At once funny and bittersweet the Iranian film Close-Up (on Facets Video) is a penetrating examination of celebrity and identity. In fact, in dealing with the nature of celebrity and the artificiality of cinema it may be the best one of its kind. Primarily it is about a man who was arrested for pretending to be a famous filmmaker so that he could feel important and get the kind of respect that he never received in his normal life.
The basic story is that back about 1990 a young Iranian man named Hossein Sabzian approached a well-to-do family pretending to be the world famous filmmaker Mohsen Makhmalbaf (who recently directed Kandahar) and fooled them into thinking that he was going to use their house to shoot his latest film. But he could only deceive them for so long and eventually he was found out and arrested. Filmmaker Abbas Kiarostami read about the incident and was so fascinated that he decided to get a camera and a film crew and pursue the case through court.
Using a combination of fiction and documentary Kiarostami films Mr. Sabzian in and out of prison and at his trial.
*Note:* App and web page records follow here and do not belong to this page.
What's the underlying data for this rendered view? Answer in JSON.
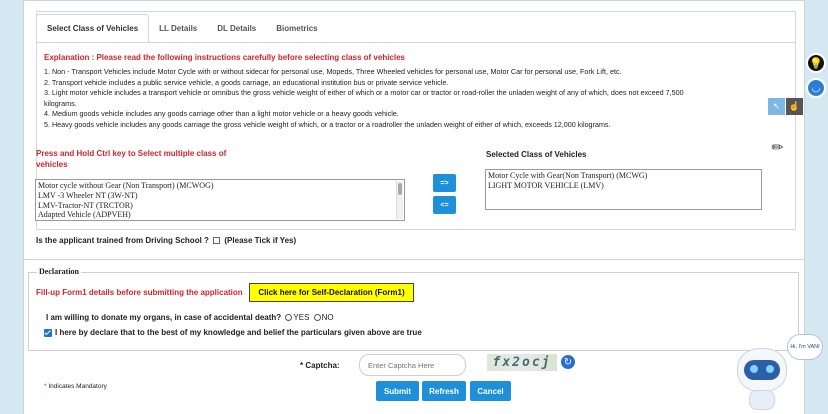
{
  "tabs": [
    {
      "label": "Select Class of Vehicles",
      "active": true
    },
    {
      "label": "LL Details"
    },
    {
      "label": "DL Details"
    },
    {
      "label": "Biometrics"
    }
  ],
  "explanation_title": "Explanation : Please read the following instructions carefully before selecting class of vehicles",
  "instructions": [
    "1. Non - Transport Vehicles include Motor Cycle with or without sidecar for personal use, Mopeds, Three Wheeled vehicles for personal use, Motor Car for personal use, Fork Lift, etc.",
    "2. Transport vehicle includes a public service vehicle, a goods carriage, an educational institution bus or private service vehicle.",
    "3. Light motor vehicle includes a transport vehicle or omnibus the gross vehicle weight of either of which or a motor car or tractor or road-roller the unladen weight of any of which, does not exceed 7,500",
    "kilograms.",
    "4. Medium goods vehicle includes any goods carriage other than a light motor vehicle or a heavy goods vehicle.",
    "5. Heavy goods vehicle includes any goods carriage the gross vehicle weight of which, or a tractor or a roadroller the unladen weight of either of which, exceeds 12,000 kilograms."
  ],
  "press_hold": "Press and Hold Ctrl key to Select multiple class of vehicles",
  "available_classes": [
    "Motor cycle without Gear (Non Transport) (MCWOG)",
    "LMV -3 Wheeler NT (3W-NT)",
    "LMV-Tractor-NT (TRCTOR)",
    "Adapted Vehicle (ADPVEH)"
  ],
  "buttons": {
    "add": "=>",
    "remove": "<=",
    "self_declaration": "Click here for Self-Declaration (Form1)",
    "submit": "Submit",
    "refresh": "Refresh",
    "cancel": "Cancel"
  },
  "selected_title": "Selected Class of Vehicles",
  "selected_classes": [
    "Motor Cycle with Gear(Non Transport) (MCWG)",
    "LIGHT MOTOR VEHICLE (LMV)"
  ],
  "trained_question": "Is the applicant trained from Driving School ?",
  "trained_hint": "(Please Tick if Yes)",
  "declaration": {
    "legend": "Declaration",
    "fillup_text": "Fill-up Form1 details before submitting the application",
    "organ_question": "I am willing to donate my organs, in case of accidental death?",
    "yes": "YES",
    "no": "NO",
    "declare_text": "I here by declare that to the best of my knowledge and belief the particulars given above are true"
  },
  "captcha": {
    "label": "* Captcha:",
    "placeholder": "Enter Captcha Here",
    "code": "fx2ocj"
  },
  "mandatory": {
    "star": "*",
    "text": "Indicates Mandatory"
  },
  "bot_greeting": "Hi, I'm VANI"
}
What we learn is that he had no intention of fraud – as the bilked family insisted – but instead just wanted to add a bit of dignity to his life.
To those who don't know anything about Iranian cinema or the celebrity status of Makhmalbaf and Kiarostami this film may be hard to follow or completely understand. But put in another context it is easier to understand how important both of these directors are. In an article a few years back film critic Godfrey Chelshire asked us to imagine a similar parallel with Jean-Luc Godard making a film about a guy who pretending to be Francois Truffaut. For further clarity I suggest imagining if someone was accused of fraud for attempting to be Oliver Stone and Martin Scorsese made a documentary about it.
Mr Sabzian seems to be somewhat of a pathetic figure but he is also a bit of a compelling romantic. He claims that he identified with one of Makhmalbaf's films titled The Cyclist so strongly that he felt it was part of him. How he made the jump from admiration to impersonation is certainly odd – but therein lies the romantic concept of the film. He meant no harm to anyone and was naïve enough to think that he could get away with it for a while.
Close-Up is less entertaining than it is an intellectual pursuit because it is more about why Mr Sabzian committed fraud than it is about how he did. Director Kiarostami seems to accept the man's testimony at face value and in so doing let's the man's ideas about doing something for his love of art take center stage. It's as if Kiarostami wants us to conceive of a world in which innocuous pranks -- that provoke stimulating conversations about art and life -- could stand in for a world dominated by real crime.
Like a good number of Iranian films including Moment of Innocence by Mohsen Makhmalbaf and The Apple by Samira Makhmalbaf this film brilliantly blends fact and fiction in a cinéma-vérité and self-conscious fashion. Half of the movie is documentary footage and the other half is recreated fictional scenes in which each of the people (all non-actors) play themselves. In this way the film has a post-modern feel to it because everyone represents themselves.
The film is presented in 1:33 to one and the transfer is from a somewhat beat up print although it doesn't look bad. Some scratches are noticeable and clearly the film has not been restored. The colors are flat and dark but since most of it is a cinéma-vérité-type documentary shot on 16mm that is to be expected. There is a noticeable difference between the documentary and the fiction sections.
Sound is okay. A lot of the dialogue is recorded one-to-one meaning there is no post dub work so some dialogue isn't too clear. There are a good number of mistakes and sound-outs too but that is all from the original film.
The only extra on the DVD is a 9-minute interview with director Abbas Kiarostami, which is rather insightful about his reasons for making the film. He claims that due to the fascinating subject matter this is the favorite of his films. There are eight chapters and dialogue is in Farsi with English subtitles.
This is a fascinating and investigative docu-drama about fraud and celebrity in Iran. It moves along slowly but is involving due to the subject matter and the underlying mystery of what motivated the main character to attempt such an odd crime. The disc looks fair and sounds good and there is only one extra but none of this belies the fact that the film is one of the best ever made on the subject of what people will do in the name of their love of art.